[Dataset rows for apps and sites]
==============================
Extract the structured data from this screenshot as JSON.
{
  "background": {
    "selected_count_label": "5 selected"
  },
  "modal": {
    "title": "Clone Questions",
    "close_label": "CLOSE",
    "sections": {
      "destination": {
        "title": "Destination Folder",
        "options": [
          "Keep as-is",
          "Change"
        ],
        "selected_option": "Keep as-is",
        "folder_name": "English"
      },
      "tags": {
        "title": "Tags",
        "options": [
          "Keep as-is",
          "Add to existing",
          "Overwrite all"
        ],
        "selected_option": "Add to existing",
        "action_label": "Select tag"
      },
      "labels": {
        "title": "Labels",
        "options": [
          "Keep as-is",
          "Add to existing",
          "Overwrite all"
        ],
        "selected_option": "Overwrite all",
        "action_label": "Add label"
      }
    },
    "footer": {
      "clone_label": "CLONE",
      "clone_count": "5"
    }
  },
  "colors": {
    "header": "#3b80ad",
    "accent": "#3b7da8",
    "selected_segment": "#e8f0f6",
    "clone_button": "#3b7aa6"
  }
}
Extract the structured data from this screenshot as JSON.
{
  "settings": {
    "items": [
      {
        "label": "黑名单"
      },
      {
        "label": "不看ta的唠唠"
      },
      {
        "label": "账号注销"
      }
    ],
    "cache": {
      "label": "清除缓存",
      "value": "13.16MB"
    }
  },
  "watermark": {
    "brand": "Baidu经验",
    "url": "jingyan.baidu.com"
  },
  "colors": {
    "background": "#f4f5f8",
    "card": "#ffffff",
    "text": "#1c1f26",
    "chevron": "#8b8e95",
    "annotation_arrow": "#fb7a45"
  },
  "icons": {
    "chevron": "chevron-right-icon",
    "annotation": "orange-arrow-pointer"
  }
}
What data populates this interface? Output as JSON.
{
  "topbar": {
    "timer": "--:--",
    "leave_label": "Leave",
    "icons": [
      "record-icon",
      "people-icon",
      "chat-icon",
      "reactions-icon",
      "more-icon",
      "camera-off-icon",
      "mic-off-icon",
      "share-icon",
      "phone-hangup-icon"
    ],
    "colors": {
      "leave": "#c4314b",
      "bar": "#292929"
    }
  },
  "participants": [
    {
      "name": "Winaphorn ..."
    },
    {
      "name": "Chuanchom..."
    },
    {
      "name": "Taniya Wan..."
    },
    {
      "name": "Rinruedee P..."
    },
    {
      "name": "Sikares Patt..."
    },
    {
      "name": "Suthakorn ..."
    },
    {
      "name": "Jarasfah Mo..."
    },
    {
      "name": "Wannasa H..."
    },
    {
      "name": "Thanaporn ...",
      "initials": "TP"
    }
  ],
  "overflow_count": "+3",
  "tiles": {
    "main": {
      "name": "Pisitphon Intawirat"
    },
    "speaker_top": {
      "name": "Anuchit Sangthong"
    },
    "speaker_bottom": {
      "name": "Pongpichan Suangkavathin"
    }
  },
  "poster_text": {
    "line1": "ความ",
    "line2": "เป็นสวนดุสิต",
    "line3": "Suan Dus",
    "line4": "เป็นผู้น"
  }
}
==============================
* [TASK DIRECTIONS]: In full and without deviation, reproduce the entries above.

* [RESPONSE TO THIS EXERCISE]:
Extract the structured data from this screenshot as JSON.
{
  "background": {
    "selected_count_label": "5 selected"
  },
  "modal": {
    "title": "Clone Questions",
    "close_label": "CLOSE",
    "sections": {
      "destination": {
        "title": "Destination Folder",
        "options": [
          "Keep as-is",
          "Change"
        ],
        "selected_option": "Keep as-is",
        "folder_name": "English"
      },
      "tags": {
        "title": "Tags",
        "options": [
          "Keep as-is",
          "Add to existing",
          "Overwrite all"
        ],
        "selected_option": "Add to existing",
        "action_label": "Select tag"
      },
      "labels": {
        "title": "Labels",
        "options": [
          "Keep as-is",
          "Add to existing",
          "Overwrite all"
        ],
        "selected_option": "Overwrite all",
        "action_label": "Add label"
      }
    },
    "footer": {
      "clone_label": "CLONE",
      "clone_count": "5"
    }
  },
  "colors": {
    "header": "#3b80ad",
    "accent": "#3b7da8",
    "selected_segment": "#e8f0f6",
    "clone_button": "#3b7aa6"
  }
}
Extract the structured data from this screenshot as JSON.
{
  "settings": {
    "items": [
      {
        "label": "黑名单"
      },
      {
        "label": "不看ta的唠唠"
      },
      {
        "label": "账号注销"
      }
    ],
    "cache": {
      "label": "清除缓存",
      "value": "13.16MB"
    }
  },
  "watermark": {
    "brand": "Baidu经验",
    "url": "jingyan.baidu.com"
  },
  "colors": {
    "background": "#f4f5f8",
    "card": "#ffffff",
    "text": "#1c1f26",
    "chevron": "#8b8e95",
    "annotation_arrow": "#fb7a45"
  },
  "icons": {
    "chevron": "chevron-right-icon",
    "annotation": "orange-arrow-pointer"
  }
}
What data populates this interface? Output as JSON.
{
  "topbar": {
    "timer": "--:--",
    "leave_label": "Leave",
    "icons": [
      "record-icon",
      "people-icon",
      "chat-icon",
      "reactions-icon",
      "more-icon",
      "camera-off-icon",
      "mic-off-icon",
      "share-icon",
      "phone-hangup-icon"
    ],
    "colors": {
      "leave": "#c4314b",
      "bar": "#292929"
    }
  },
  "participants": [
    {
      "name": "Winaphorn ..."
    },
    {
      "name": "Chuanchom..."
    },
    {
      "name": "Taniya Wan..."
    },
    {
      "name": "Rinruedee P..."
    },
    {
      "name": "Sikares Patt..."
    },
    {
      "name": "Suthakorn ..."
    },
    {
      "name": "Jarasfah Mo..."
    },
    {
      "name": "Wannasa H..."
    },
    {
      "name": "Thanaporn ...",
      "initials": "TP"
    }
  ],
  "overflow_count": "+3",
  "tiles": {
    "main": {
      "name": "Pisitphon Intawirat"
    },
    "speaker_top": {
      "name": "Anuchit Sangthong"
    },
    "speaker_bottom": {
      "name": "Pongpichan Suangkavathin"
    }
  },
  "poster_text": {
    "line1": "ความ",
    "line2": "เป็นสวนดุสิต",
    "line3": "Suan Dus",
    "line4": "เป็นผู้น"
  }
}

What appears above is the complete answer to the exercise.